Here are some obstacles that children and youth might have to overcome to get an education:

10 Common Barriers to Education:

1. Lack of money- Many parents lack the necessary fees for tuition, school books and supplies, uniforms, or food, and therefore cannot afford to send their children to school regularly.

2. Distance- In rural communities, schools are often few and far between, requiring children and youth to take long and often unsafe walks to school every day.

3. Responsibilities at home- In rural communities, children and youth often have many duties at home, which might take away from their time in the classroom. Some of these chores may include caring for younger siblings, housekeeping, and fetching water for the household.

4. Value of girls’ education- In some societies, little value is placed on a girls’ education. In these communities, girls struggle against social and familial pressures in order to attend school.

5. Child marriage- In some parts of the world, children, especially girls, marry at very young ages, often to save the family money. A young wife must often take care of her husband and household, which interferes with her ability to go to school.

6. Pregnancy- A lack of comprehensive health education, a lack of access to contraception, a societal taboo against discussing reproductive health, and the prevalence of child marriage can all contribute to early pregnancy among girls and adolescents. If a girl is pregnant or has a young child, she will not be able to regularly attend school or focus on her studies.

7. School facilities- Often schools are not properly maintained or lack adequate facilities, and therefore do not offer safe and healthy learning environments for students. Classrooms can also be hot, crowded, and lacking in materials such as desks, chalkboards, and books, which impair student learning.

8. Sanitation facilities- In addition to classrooms, students should also have access to safe and healthy bathrooms, including separate spaces for boys and girls.
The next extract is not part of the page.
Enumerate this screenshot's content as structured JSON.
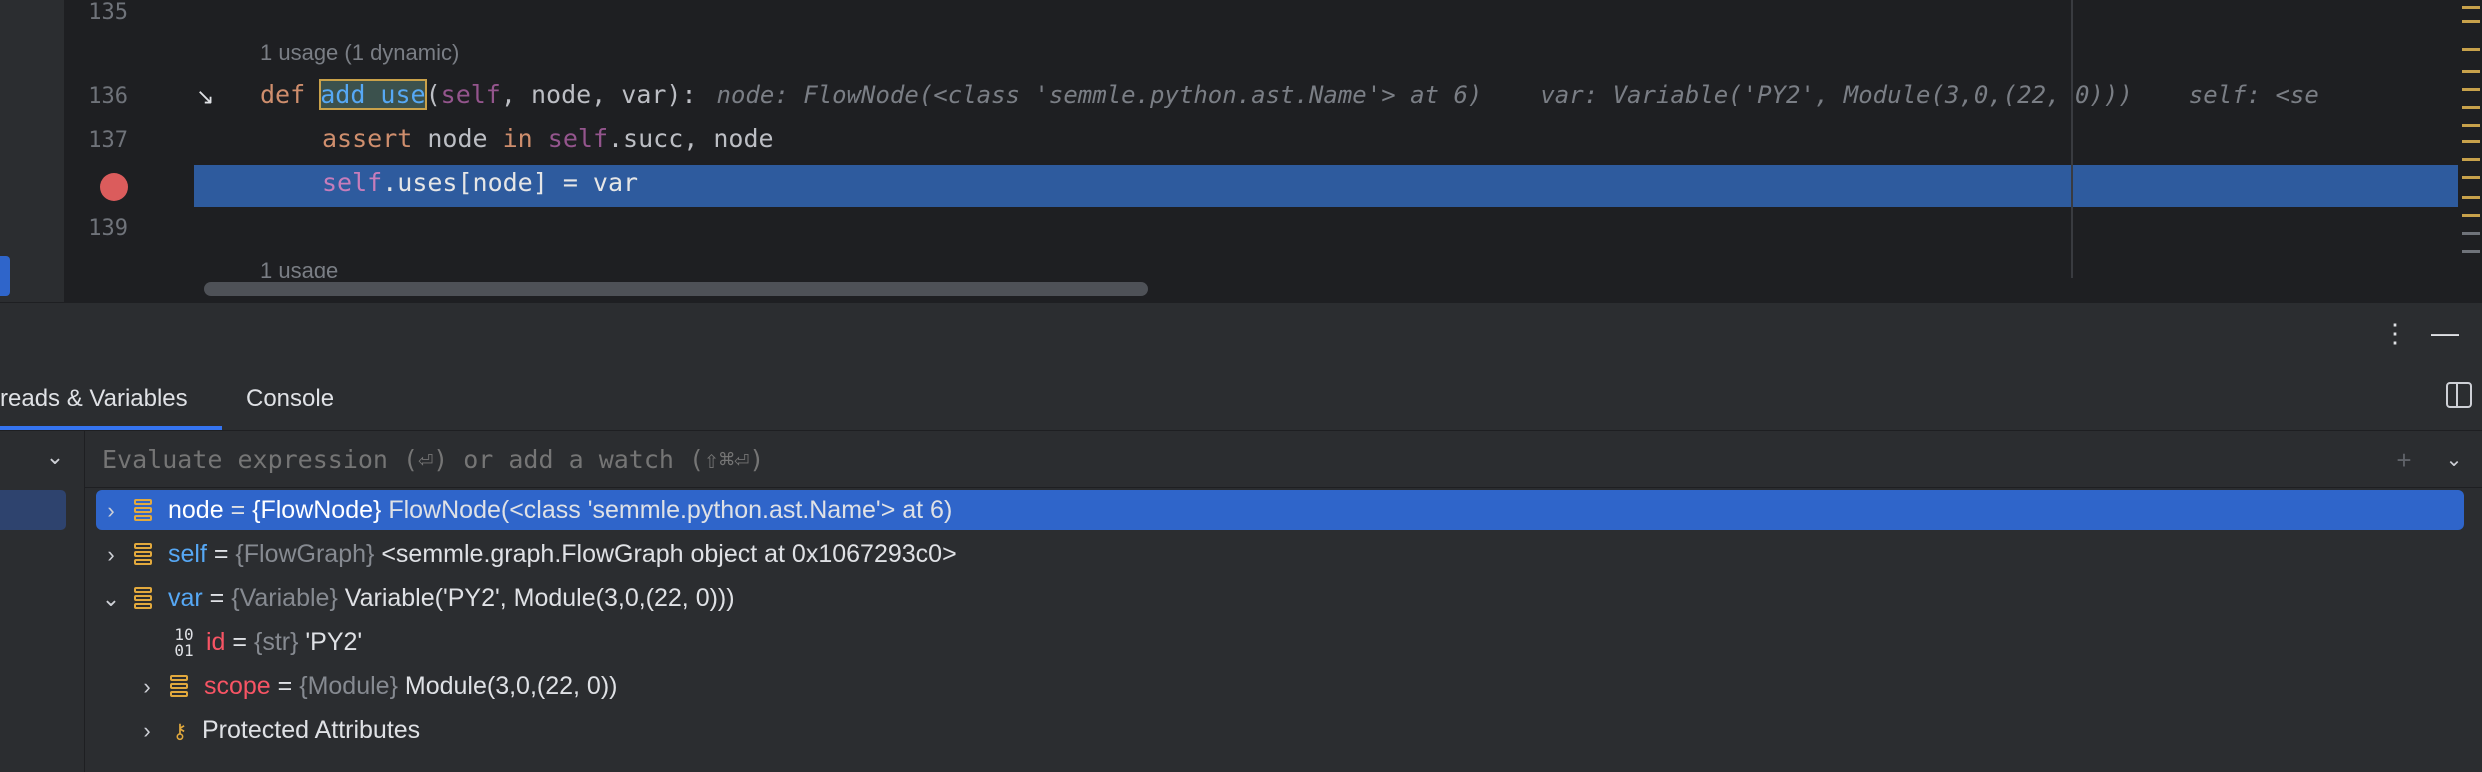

Children and youth also need access to clean drinking water throughout the school day, which often schools cannot provide.

9. Teacher’s Investment- In some instances, teachers are underpaid, inadequately trained, or not fully invested in providing quality education for their students. So even when students attend school, they sometimes do not receive personal attention or effective instruction.

10. Child Labor- Millions of children around the world are engaged in the labor force in order to help contribute to their family’s income. These jobs can include unpaid and paid work (though often for very low wages) in agriculture, domestic service, textiles, and other industries. Sometimes this work can be dangerous, and can require long hours. Children are sometimes also trafficked illegally within their own country or internationally. If children are working, they often do not have the energy to keep up with their studies. While working, children and youth often miss days of school, or withdraw from school all together. (For more information on the impact of child labor, make sure to check out the upcoming issue of YUGA’s E-News in June.)

Have you ever faced any of these obstacles, or do you know anyone who has? Which obstacles do you think would be most difficult to overcome? Do you think obtaining universal access to quality education for all children and youth is important? Why or why not? Can you think of any other barriers to education youth around the world face? Please be sure to e-mail your ideas to Plan at

As for me, next time I am nervous for an exam or tired after a long night of doing homework, I’m going to try to think about what it would be like if I had to study while facing any the barriers mentioned above. While I will no doubt enjoy my break from classes this summer, I will try to keep in mind how lucky I am to get to attend school on a regular basis. And I’m sure that when August comes around, I will be very excited to start classes once again.

Good luck finishing up the school year and happy (almost) summer!